Gift of Sir Alan Gardiner
Photo by Jana Tejkalová 2008
"Identity marks and their relation to writing in New Kingdom Egypt" is a PhD research programme, planned for May 2011 - August 2015, at University of Leiden under leadership of Dr. Ben Haring. The objectives of the research are to explain the shapes and nature of the marks themselves, and their affinity with writing and to assess precisely how the marks were used
in the workmen’s community – in addition to writing.
The international conference "Pot marks and other non-textual marking systems from prehistory to present times" was held in Berlin on December 7-9, 2012. The main focus of the event, organized by the Department of Egyptology and Northeast African Archaeology of Humboldt University Berlin within the framework of a research linkage between Humboldt University and Warsaw University, funded by the Alexander von Humboldt Foundation, was on pot marks in Ancient Egypt, but other marking systems from Egypt and elsewhere were discussed as well.
List of receipts for various commodities
Place of excavation: Deir el-Medina
19th dynasty, about 1213-1204 BC
Fragment of a papyrus inscribed in hieratic script with accounts concerning the crew of workmen and sundry individuals. It lists deliveries of food, tools, wood, and
metalworking carried out for them. Most of the entries begin with a date in the season of peret (winter).
Inv. no. AN1960.1283
Gift of Sir Alan Gardiner
Photo by Jana Tejkalová 2008
Figured ostrakon
Place of excavation: Thebes
The head of a bubalis (Antelope bubalus)
Inv. no. AN1938.913
Bought in Thebes
Ex Nina de G. Davies collection
Presented in memory of Kate Griffith
Photograph by Su Bayfield
The page was compiled by Lenka Peacock using the sources below.
I would like to express my thanks to Dr. Liam McNamara, Assistant Keeper for Ancient Egypt and Sudan, and Amy Taylor, Senior Picture Library and Publications Assistant, both of the Ashmolean Museum of Art and Archaeology, University of
Oxford, for their kind comments and assistance with the updating of the page.

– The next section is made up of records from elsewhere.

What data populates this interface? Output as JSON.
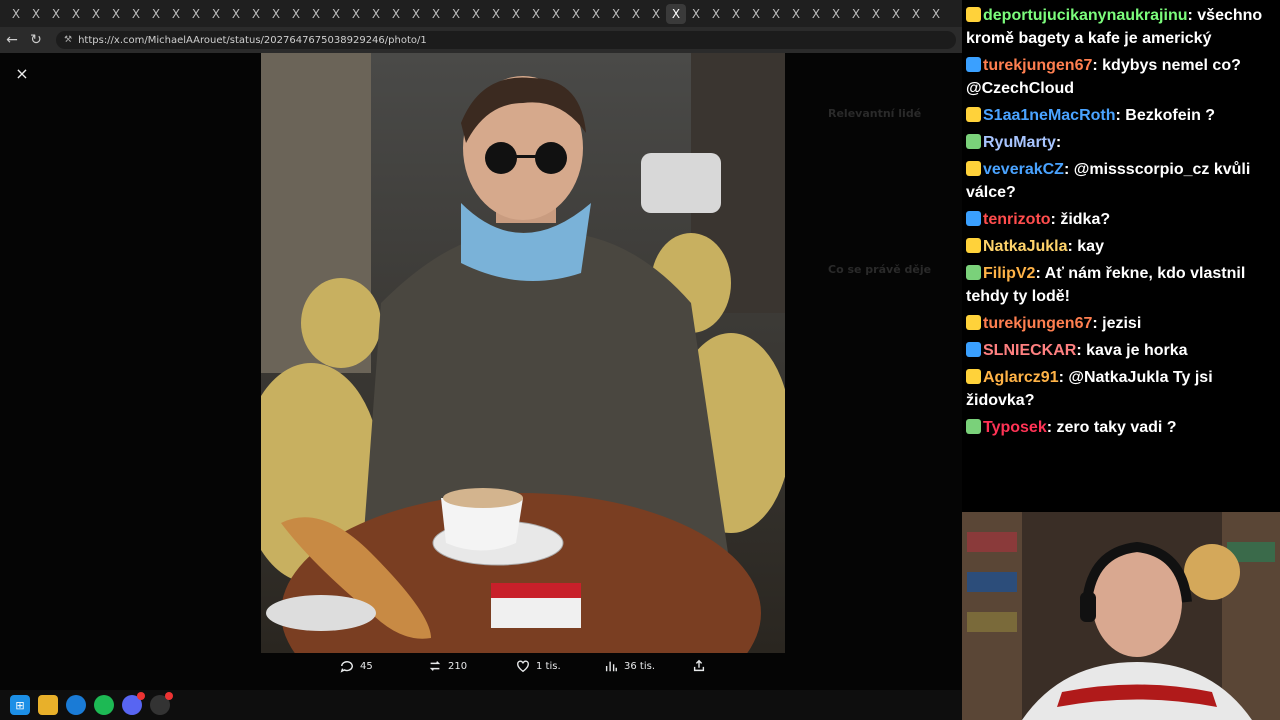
{
  "browser": {
    "url": "https://x.com/MichaelAArouet/status/2027647675038929246/photo/1",
    "tabs": [
      "X",
      "X",
      "X",
      "X",
      "X",
      "X",
      "X",
      "X",
      "X",
      "X",
      "X",
      "X",
      "X",
      "X",
      "X",
      "X",
      "X",
      "X",
      "X",
      "X",
      "X",
      "X",
      "X",
      "X",
      "X",
      "X",
      "X",
      "X",
      "X",
      "X",
      "X",
      "X",
      "X",
      "X",
      "X",
      "X",
      "X",
      "X",
      "X",
      "X",
      "X",
      "X",
      "X",
      "X",
      "X",
      "X",
      "X"
    ]
  },
  "viewer": {
    "close_label": "×",
    "stats": {
      "replies": "45",
      "reposts": "210",
      "likes": "1 tis.",
      "views": "36 tis."
    },
    "background_hints": {
      "relevant_people": "Relevantní lidé",
      "trending": "Co se právě děje"
    }
  },
  "chat": {
    "messages": [
      {
        "user": "deportujucikanynaukrajinu",
        "color": "#7CFC7C",
        "text": "všechno kromě bagety a kafe je americký"
      },
      {
        "user": "turekjungen67",
        "color": "#ff7f50",
        "text": "kdybys nemel co? @CzechCloud"
      },
      {
        "user": "S1aa1neMacRoth",
        "color": "#4aa3ff",
        "text": "Bezkofein ?"
      },
      {
        "user": "RyuMarty",
        "color": "#a8c5ff",
        "text": ""
      },
      {
        "user": "veverakCZ",
        "color": "#4aa3ff",
        "text": "@missscorpio_cz kvůli válce?"
      },
      {
        "user": "tenrizoto",
        "color": "#ff4d4d",
        "text": "židka?"
      },
      {
        "user": "NatkaJukla",
        "color": "#ffd36b",
        "text": "kay"
      },
      {
        "user": "FilipV2",
        "color": "#ffb347",
        "text": "Ať nám řekne, kdo vlastnil tehdy ty lodě!"
      },
      {
        "user": "turekjungen67",
        "color": "#ff7f50",
        "text": "jezisi"
      },
      {
        "user": "SLNIECKAR",
        "color": "#ff8080",
        "text": "kava je horka"
      },
      {
        "user": "Aglarcz91",
        "color": "#ffb347",
        "text": "@NatkaJukla Ty jsi židovka?"
      },
      {
        "user": "Typosek",
        "color": "#ff3355",
        "text": "zero taky vadi ?"
      }
    ]
  },
  "icons": {
    "close": "close-icon",
    "reply": "reply-icon",
    "repost": "repost-icon",
    "like": "heart-icon",
    "views": "views-icon",
    "share": "share-icon"
  }
}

All the photographs are reproduced with kind permission of the Ashmolean Museum, University of Oxford.
The photographs were taken by Lenka Peacock, Jana Tejkalová, Philippa Robins and Su Bayfield.
2. Museum's own labels
3. McDowell, A.G.: Village life in ancient Egypt : laundry lists and love songs
Oxford : Oxford University Press, 1999.
4. J. Vander d'Abbadie, loc. cit. pt. 3, pp. 22-27, pls. IX-XIII.
5. Parkinson, Richard: Cracking codes : the Rosetta Stone and decipherement
London : British Museum Press, 1999.
6. Van Heel, Koenraad Donker : Mrs. Naunakhte & Family: The Women of Ramesside Deir al-Medina
Cairo : The American University in Cairo Press, 2016
7. Davis, Benedict G.: Genealogies and personality characteristics of the workmen in the Deir el-Medina community during the Ramesside period. Thesis submitted in accordance with the requirements of the University of Liverpool for the degree of Doctor of Philosophy
Liverpool : University of Liverpool, February 1996.
8. Simpson, William Kelly: The literature of ancient Egypt : an anthology of stories, instructions, stelae, autobiographies, and poetry
New Haven : Yale University, 2003.